(Dataset extract begins)

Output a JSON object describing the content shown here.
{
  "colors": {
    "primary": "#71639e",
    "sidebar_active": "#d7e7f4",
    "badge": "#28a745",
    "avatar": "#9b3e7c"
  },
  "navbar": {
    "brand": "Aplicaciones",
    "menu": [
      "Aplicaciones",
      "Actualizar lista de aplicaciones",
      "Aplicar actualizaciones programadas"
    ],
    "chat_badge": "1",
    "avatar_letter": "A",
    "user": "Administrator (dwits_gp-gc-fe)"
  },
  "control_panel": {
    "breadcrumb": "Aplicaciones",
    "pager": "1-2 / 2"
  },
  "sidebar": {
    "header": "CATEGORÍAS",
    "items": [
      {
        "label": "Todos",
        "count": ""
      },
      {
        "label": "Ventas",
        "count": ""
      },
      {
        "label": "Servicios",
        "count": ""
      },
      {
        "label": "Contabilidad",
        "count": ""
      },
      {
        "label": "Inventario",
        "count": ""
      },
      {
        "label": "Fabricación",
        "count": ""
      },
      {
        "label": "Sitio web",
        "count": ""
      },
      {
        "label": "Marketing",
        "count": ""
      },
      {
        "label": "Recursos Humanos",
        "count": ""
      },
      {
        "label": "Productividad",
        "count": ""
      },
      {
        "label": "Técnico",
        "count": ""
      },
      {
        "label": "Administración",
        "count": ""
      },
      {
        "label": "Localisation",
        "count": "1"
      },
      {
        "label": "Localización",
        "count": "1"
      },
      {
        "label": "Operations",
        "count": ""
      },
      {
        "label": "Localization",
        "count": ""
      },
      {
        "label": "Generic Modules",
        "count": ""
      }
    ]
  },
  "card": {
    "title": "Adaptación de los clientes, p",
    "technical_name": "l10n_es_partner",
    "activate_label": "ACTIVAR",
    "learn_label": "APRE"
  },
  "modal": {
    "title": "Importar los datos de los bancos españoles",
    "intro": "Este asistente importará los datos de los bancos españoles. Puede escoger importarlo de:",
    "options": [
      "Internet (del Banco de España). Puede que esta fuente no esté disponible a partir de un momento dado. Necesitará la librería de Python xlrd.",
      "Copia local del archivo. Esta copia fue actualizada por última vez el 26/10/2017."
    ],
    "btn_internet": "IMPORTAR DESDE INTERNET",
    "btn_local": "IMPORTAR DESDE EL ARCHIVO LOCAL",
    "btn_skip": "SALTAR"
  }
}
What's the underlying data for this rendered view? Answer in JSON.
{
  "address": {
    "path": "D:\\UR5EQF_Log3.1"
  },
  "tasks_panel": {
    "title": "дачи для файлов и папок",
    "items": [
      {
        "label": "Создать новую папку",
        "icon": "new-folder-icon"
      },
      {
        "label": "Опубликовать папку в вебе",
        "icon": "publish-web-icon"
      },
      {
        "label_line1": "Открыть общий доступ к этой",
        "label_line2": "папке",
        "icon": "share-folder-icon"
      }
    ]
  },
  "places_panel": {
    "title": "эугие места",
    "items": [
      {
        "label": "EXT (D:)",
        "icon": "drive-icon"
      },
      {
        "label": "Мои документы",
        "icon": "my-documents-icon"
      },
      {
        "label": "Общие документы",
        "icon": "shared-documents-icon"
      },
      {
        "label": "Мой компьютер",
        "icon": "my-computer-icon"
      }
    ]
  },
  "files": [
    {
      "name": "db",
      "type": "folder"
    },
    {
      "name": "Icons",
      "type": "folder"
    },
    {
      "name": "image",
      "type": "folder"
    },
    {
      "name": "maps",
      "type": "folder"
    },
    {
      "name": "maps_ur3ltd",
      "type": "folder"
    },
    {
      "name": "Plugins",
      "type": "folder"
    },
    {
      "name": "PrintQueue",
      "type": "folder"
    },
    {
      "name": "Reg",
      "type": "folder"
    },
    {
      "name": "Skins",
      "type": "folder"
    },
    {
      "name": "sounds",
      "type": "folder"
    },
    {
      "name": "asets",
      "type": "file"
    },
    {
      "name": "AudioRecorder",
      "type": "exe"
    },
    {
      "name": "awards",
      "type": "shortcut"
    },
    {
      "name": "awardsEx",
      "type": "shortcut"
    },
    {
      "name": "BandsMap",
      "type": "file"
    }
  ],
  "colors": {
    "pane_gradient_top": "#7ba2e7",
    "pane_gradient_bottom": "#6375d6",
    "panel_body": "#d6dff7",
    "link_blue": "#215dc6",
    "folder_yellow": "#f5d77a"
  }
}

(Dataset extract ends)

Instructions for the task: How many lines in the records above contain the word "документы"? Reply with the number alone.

Result of this task: 2